Exercise aim
Whenever the string "name" turns up in a line below, that line should be copied.

Exercise input
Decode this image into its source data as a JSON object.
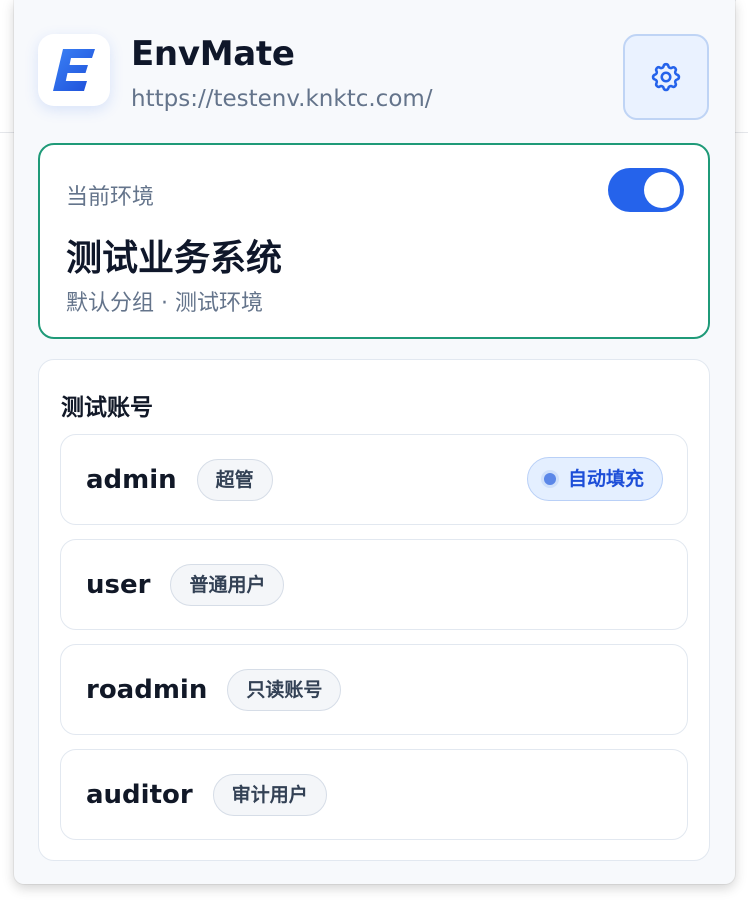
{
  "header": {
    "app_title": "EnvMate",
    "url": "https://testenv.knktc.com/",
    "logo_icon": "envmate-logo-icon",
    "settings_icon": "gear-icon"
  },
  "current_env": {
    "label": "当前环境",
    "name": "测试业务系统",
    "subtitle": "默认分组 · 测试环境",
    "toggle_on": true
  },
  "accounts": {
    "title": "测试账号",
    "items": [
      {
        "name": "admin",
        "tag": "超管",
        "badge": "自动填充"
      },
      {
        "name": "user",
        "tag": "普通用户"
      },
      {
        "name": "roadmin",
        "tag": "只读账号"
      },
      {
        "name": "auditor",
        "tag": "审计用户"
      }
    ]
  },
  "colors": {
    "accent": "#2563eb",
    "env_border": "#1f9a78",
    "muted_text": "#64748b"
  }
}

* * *

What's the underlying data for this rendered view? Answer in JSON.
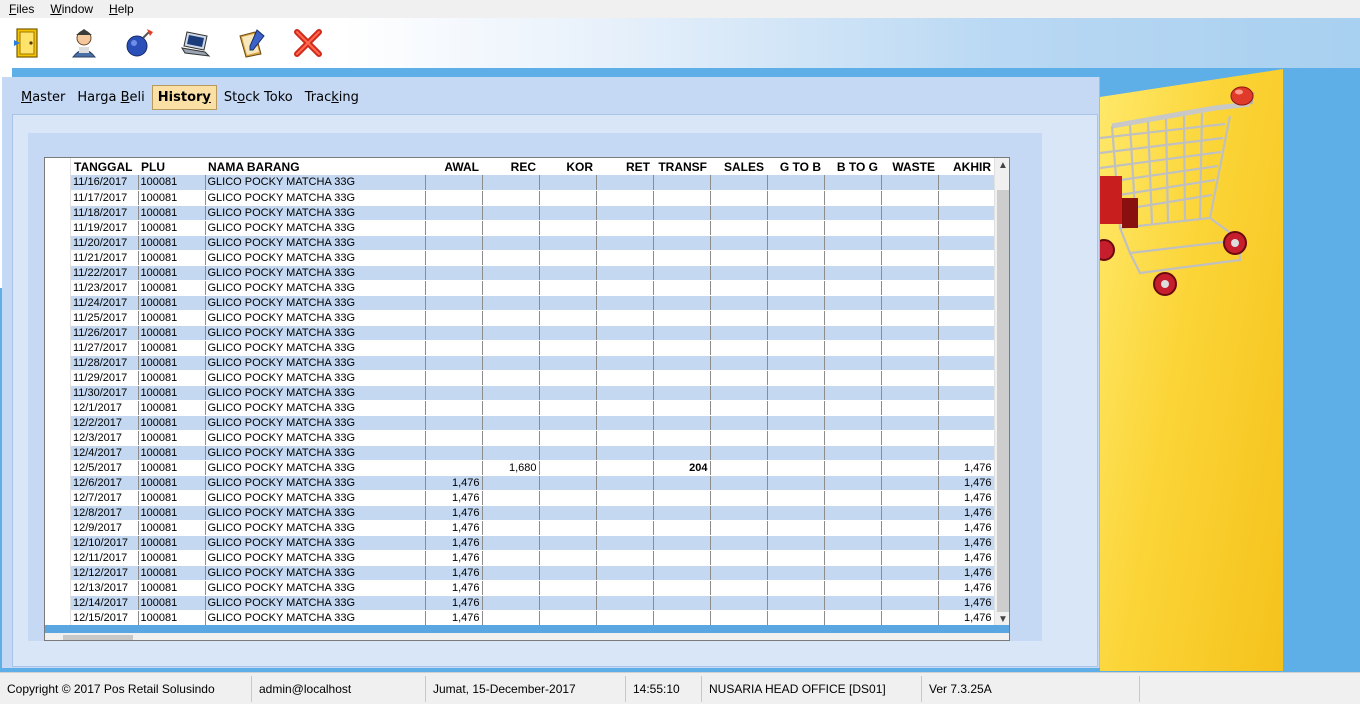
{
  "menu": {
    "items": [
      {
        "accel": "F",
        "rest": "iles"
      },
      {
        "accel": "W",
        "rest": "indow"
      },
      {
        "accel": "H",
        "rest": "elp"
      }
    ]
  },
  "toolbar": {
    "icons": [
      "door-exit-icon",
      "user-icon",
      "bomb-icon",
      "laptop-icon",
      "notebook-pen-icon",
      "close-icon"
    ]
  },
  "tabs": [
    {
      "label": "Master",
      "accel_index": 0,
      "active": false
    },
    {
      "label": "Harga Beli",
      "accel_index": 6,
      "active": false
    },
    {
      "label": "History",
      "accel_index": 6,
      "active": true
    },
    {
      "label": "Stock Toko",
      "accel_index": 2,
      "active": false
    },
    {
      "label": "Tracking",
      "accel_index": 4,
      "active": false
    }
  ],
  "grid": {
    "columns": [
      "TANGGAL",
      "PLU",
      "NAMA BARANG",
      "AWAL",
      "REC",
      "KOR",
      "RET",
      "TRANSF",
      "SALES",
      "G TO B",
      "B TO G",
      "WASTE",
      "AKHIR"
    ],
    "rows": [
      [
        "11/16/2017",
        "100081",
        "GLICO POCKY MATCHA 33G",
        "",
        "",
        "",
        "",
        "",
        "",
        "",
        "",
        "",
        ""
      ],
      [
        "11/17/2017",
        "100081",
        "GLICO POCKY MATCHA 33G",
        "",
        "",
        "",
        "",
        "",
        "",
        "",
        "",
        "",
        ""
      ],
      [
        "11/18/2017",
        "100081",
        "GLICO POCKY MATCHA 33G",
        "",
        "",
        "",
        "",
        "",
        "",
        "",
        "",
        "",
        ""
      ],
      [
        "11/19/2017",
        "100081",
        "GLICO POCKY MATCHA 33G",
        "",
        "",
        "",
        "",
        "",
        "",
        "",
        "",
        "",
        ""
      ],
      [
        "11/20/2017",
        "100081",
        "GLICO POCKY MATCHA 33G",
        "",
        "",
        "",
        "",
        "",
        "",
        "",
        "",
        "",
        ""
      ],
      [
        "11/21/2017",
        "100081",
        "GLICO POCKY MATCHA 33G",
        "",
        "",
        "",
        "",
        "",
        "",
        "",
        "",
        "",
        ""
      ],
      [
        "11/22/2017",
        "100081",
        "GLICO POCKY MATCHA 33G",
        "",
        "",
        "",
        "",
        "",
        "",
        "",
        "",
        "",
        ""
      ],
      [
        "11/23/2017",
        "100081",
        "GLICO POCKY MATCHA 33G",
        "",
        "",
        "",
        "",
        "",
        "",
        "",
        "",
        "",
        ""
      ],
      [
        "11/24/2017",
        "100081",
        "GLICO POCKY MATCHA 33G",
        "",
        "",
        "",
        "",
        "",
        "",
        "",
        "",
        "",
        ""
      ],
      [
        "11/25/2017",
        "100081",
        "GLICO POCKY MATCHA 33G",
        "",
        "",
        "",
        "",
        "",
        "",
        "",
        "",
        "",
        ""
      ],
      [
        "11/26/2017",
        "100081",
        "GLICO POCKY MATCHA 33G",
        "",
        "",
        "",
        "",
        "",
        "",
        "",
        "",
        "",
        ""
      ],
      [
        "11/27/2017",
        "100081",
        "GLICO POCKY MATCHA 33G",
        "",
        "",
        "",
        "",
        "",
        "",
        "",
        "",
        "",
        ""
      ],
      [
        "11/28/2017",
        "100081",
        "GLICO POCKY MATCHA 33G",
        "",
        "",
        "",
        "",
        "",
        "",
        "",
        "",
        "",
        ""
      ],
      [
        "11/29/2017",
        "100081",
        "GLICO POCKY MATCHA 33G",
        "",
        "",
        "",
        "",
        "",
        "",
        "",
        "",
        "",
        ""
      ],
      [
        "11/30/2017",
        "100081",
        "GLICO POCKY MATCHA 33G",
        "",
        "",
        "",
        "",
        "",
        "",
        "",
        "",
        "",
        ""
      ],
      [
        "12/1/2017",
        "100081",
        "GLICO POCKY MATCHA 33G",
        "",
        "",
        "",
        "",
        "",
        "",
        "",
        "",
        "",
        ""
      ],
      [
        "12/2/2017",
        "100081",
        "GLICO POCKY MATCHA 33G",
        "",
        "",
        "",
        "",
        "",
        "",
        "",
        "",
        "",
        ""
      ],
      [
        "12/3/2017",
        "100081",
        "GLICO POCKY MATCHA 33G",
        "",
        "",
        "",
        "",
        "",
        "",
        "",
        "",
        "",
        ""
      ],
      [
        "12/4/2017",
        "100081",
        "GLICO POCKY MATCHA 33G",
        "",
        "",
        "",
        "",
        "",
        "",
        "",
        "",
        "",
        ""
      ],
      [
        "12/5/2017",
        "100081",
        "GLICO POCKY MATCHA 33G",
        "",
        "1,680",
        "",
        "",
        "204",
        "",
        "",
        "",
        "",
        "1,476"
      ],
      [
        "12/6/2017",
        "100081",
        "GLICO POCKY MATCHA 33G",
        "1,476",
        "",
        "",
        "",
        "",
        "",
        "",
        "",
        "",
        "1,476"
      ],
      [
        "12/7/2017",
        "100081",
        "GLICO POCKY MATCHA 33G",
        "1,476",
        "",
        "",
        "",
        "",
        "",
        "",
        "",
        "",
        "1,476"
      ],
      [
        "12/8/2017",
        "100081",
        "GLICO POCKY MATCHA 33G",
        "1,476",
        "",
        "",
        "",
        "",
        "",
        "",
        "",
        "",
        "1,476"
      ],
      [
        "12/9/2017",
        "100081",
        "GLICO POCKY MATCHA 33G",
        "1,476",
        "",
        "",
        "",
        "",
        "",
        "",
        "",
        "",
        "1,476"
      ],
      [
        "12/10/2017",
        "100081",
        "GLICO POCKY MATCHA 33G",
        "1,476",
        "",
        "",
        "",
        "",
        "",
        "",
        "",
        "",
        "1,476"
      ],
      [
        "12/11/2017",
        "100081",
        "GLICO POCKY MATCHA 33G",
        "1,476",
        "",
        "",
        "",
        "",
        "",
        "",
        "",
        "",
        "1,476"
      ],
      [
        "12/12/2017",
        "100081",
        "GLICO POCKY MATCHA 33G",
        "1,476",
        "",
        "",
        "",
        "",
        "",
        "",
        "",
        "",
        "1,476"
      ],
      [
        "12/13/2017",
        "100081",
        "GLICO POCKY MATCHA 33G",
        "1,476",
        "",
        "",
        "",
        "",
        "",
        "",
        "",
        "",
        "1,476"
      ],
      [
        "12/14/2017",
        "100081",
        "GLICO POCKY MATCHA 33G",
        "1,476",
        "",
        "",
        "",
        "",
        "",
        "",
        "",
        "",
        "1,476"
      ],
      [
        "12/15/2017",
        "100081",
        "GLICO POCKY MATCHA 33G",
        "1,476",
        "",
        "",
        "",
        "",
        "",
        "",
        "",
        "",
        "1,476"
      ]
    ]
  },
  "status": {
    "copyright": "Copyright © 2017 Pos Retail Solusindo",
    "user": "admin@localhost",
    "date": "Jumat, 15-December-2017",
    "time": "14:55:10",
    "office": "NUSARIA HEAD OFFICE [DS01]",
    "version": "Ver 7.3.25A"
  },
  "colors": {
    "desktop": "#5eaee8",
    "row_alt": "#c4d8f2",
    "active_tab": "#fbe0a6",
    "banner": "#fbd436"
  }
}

Solution for this task
    "name": "测试业务系统",
        "name": "admin",
        "name": "user",
        "name": "roadmin",
        "name": "auditor",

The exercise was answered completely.